By Shelley Neese
In the last two weeks, Israel has observed three national holidays that had to be observed individually rather than communally. First, it was on April 20th that Israel marked Holocaust Remembrance Day, or Yom HaShoah. Normally, there would have been a very large state ceremony held at Yad Vashem. Six beacons are lit in memory of the six million Jewish lives lost. Additional ceremonies take place throughout the country in schools, on military bases, and synagogues.
None of that could happen in person this year. Holocaust survivors are certainly among the vulnerable during this pandemic so they too stayed at home. Israel still used the two minute air-raid siren and this year instead of streets and hustling sidewalks coming to a stop, people sat quietly in their homes. I hope and pray that the siren was able to pierce through the loneliness that the pandemic has stirred.

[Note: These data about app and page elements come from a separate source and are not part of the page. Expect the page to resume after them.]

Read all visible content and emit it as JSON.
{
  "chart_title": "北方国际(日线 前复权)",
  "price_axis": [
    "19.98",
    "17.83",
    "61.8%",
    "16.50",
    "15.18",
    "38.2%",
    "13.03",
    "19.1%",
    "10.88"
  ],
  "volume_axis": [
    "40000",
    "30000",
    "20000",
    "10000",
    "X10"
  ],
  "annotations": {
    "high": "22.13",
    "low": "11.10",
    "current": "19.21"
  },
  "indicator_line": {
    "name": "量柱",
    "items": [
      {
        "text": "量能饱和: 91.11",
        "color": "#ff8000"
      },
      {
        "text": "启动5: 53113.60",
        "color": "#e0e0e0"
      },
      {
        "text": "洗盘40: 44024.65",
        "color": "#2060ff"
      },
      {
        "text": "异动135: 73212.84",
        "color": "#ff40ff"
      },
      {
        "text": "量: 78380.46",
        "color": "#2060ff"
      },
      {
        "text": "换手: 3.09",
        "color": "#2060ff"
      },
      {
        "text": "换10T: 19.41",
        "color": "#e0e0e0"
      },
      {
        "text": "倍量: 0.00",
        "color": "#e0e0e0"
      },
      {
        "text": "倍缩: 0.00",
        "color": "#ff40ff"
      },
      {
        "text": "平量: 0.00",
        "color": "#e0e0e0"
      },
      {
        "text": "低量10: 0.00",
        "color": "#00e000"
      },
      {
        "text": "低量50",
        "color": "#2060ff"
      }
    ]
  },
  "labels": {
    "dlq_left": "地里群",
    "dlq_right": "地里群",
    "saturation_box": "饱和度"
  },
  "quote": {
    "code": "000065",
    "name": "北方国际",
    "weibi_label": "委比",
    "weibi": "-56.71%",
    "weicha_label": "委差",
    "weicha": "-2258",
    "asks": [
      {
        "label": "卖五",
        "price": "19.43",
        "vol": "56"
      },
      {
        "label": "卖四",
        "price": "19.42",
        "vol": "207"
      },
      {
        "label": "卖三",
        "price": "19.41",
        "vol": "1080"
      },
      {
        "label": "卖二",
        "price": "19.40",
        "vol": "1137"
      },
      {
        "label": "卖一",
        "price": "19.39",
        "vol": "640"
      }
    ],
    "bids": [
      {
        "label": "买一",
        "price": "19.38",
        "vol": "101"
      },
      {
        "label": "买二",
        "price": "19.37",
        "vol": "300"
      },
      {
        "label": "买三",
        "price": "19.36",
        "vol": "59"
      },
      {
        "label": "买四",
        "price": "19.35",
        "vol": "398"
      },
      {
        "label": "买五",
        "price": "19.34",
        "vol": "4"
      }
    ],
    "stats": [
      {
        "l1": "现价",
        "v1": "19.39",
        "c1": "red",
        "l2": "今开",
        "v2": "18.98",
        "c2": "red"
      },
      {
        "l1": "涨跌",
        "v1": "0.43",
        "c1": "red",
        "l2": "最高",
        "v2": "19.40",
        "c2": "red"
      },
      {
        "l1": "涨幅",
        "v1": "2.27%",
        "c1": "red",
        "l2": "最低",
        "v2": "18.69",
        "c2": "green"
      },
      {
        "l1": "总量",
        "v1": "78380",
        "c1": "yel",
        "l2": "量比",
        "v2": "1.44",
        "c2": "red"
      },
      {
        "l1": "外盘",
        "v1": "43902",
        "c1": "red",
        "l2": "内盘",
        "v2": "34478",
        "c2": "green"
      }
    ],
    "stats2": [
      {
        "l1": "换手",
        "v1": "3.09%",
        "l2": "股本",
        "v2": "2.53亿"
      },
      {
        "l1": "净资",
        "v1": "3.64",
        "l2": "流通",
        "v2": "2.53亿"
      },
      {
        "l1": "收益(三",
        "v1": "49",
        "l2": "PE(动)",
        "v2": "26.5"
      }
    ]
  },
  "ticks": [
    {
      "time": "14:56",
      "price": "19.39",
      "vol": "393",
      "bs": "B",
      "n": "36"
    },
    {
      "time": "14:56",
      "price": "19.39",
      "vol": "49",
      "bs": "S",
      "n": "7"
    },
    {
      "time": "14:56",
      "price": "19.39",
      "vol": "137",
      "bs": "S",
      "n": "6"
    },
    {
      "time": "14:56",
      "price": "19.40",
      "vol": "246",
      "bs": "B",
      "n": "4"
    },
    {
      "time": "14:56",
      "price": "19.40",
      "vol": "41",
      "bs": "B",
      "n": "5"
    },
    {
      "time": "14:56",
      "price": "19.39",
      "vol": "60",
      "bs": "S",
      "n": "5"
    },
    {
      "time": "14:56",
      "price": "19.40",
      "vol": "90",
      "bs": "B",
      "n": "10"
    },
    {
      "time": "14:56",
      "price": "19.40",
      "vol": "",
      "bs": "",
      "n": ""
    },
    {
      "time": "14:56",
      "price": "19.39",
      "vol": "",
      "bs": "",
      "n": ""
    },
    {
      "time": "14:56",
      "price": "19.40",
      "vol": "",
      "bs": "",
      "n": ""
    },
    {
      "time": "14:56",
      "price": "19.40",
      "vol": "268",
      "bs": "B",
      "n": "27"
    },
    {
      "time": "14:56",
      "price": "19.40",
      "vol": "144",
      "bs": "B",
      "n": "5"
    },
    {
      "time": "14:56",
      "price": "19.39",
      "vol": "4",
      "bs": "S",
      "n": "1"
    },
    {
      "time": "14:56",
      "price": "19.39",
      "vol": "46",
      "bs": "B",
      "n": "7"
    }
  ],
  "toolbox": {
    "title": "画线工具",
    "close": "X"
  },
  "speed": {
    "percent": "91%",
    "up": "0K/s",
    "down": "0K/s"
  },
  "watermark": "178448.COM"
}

Yom Hazikaron or Israel’s Memorial Day happened on April 27th. This is normally an opportunity for the country to recognize all of the fallen soldiers and all the victims of terror in Israel’s 72 years of war and conflict. The young country, with its near universal army conscription, relates to the military as a nation in a way that few other countries do. When military service is required that means that every adult has their own experiences in uniform and every child knows they will be called upon in service to their country. The connection is real and profound. Just like on Holcaust Remembrance Day, a air-raid siren goes off all over the country for two minutes for a moment of silence and reflection. This year Israel had to close off military cemeteries and not allow for congregating at cemetery cites or memorials. The national memorial services were mostly viewed virtually with a few select military and political leaders in masks. Still, families lit candles in their homes for the lives lost and remembered.
Israel’s Independence Day or Yom Hatzmaout always follows its Memorial Day in the true biblical tradition from ashes to beauty. Israel turns 72 this year. Normally, the day is marked by parades, barbeques, and fireworks all over the country. I have thankfully had the opportunity to either be in Israel for every Independence Day over the last 15 years or at a special event hosted by the Israeli embassy in DC. So even for me, I am feeling alone thinking about what this means to celebrate and mark God’s hand at work in the world through this tiny and miraculous country and not do so in community.
Like people all over the world, Israel has tried to get creative in its approach. The concerts and readings and speeches have all gone online. And there is a wealth of events to attend virtually. Certainly, no one will ever forget the Yom Hashoah, Yom Hazikaron, or Yom Hatzmauot of 2020. But from my lips to God’s ears, next year I pray that everyone will be able to pay tribute to those gone together and in unity in person and then celebrate to real fireworks and real communal singing. We will never take those kinds of things for granted again.